in the plot of a narrative or a drama, an interruption in chronological order that jumps back to an earlier time
A literary technique in which ideas, customs, behaviors, or institutions are ridiculed for the purpose of improving society. Satire may be gently witty, mildly abrasive, or bitterly critical and often uses exaggeration for effect
In media res
In the middle of the action—a work is said to open in media res when it opens with action instead of exposition and reveals background information later, often gradually instead of in one section
A writer's use of hints or clues to indicate events that will occur in a story. Foreshadowing creates suspense and at the same time prepares the reader for what is to come.
a two-line stanza, poem, or poetic saying...the two lines almost always rhyme
A speech in a dramatic work in which a character speaks his or her thoughts aloud. Usually the character is on the stage alone, not speaking to other characters and perhaps not even consciously addressing the audience. (If there are other characters on the stage, they are ignored temporarily.) The purpose of a soliloquy is to reveal a character's inner thoughts, feelings, and plans to the audience.
a sudden realization, by the reader as well as the character, of the true nature of a person, an object, or a situation
A dramatic device in which a character speaks his or her thoughts aloud, in words meant to be heard by the audience but not by the other characters
The repetition of initial consonant sounds in words. For example, rough and ready.
what appears true to the character is not what the audience/reader knows to be true
words appear to mean one thing but really mean the opposite
The contrast between expectation and reality. This incongruity has the effect of surprising the reader or viewer. Techniques of irony include hyperbole, understatement, and sarcasm.
The unconventional, brooding, Romantic character popularized by Lord Byron in some of his verse
Direct and indirect characterization
The method a writer uses to develop characters. There are four basic methods: (a) a writer may describe a character's physical appearance; (b) a character's nature may be revealed through his/her own speech, thoughts, feelings, or actions; (c) the speech, thoughts, feelings, or actions of other characters can be used to develop a character;and (d) the narrator can make direct comments about a character.

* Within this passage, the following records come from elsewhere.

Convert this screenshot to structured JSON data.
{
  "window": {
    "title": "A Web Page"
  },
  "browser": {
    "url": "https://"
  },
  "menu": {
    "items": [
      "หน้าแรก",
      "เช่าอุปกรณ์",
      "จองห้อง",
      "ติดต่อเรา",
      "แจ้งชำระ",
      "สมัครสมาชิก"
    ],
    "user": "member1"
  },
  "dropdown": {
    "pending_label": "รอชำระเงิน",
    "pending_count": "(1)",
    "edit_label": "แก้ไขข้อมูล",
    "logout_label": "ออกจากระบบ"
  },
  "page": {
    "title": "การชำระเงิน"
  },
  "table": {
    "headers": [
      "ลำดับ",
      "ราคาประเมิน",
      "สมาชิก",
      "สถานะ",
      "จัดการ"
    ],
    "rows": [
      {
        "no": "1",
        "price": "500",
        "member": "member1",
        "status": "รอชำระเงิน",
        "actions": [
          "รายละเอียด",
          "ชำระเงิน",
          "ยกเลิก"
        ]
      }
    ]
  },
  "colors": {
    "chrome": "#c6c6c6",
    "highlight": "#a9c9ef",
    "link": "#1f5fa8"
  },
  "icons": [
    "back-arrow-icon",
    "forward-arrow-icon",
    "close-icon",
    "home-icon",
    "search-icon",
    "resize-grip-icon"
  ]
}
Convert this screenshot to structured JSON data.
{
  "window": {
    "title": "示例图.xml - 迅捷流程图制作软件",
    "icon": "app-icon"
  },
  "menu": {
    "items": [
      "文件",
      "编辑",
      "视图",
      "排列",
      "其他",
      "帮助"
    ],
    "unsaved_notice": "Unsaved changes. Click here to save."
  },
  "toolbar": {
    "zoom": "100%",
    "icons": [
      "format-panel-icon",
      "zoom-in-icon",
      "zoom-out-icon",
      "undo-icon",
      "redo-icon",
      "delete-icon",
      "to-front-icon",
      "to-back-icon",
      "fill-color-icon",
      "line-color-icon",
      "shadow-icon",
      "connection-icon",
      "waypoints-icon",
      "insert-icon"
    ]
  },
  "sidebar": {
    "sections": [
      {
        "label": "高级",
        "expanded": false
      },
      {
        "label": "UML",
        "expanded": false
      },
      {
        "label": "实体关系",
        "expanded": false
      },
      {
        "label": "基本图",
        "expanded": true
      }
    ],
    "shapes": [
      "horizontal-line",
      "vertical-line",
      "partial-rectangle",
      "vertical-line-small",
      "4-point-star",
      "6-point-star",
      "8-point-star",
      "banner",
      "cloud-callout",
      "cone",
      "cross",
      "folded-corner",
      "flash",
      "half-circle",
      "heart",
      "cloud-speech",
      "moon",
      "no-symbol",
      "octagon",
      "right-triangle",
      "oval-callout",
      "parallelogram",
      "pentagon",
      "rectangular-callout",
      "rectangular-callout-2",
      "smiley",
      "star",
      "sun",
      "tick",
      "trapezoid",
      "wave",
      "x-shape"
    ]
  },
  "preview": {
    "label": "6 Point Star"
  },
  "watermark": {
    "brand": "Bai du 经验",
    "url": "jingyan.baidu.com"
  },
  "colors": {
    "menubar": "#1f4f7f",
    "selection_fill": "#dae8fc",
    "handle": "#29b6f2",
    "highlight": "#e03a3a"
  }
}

A reference in literature, or in visual or performing arts, to a familiar person, place, thing, or event. Allusions to biblical figures and figures from classical mythology are common in Western literature.
The action or sequence of events in a story. Plot is usually a series of related incidents that builds and grows as the story develops. There are five basic elements in a plot line: (a) exposition; (b) rising action; (c) climax; (d) falling action; and (e) resolution or denouement.
A comparison of two unlike things in which a word of comparison (often like or as) is used. For example, 'She stood in front of the alter, shaking like a freshly caught trout.' (Maya Angelou)
The particular way a piece of literature is written. Not only what is said but how it is said, style is the writer's unique way of communicating ideas. Elements contributing to style include word choice, sentence length, tone, figurative language, and use of dialogue
Point of view
The vantage point from which a story is told. In the first-person or narrative point of view, the story is told by one of the characters. In the third-person or omniscient point of view, the story is told by someone outside the story
In medieval Europe, the languages of the people, as opposed to Latin, the language of the Church
A character who is in most ways opposite to the main character (protagonist) or one who is nearly the same as the protagonist. The purpose of the foil character is to emphasize the traits of the main character by contrast only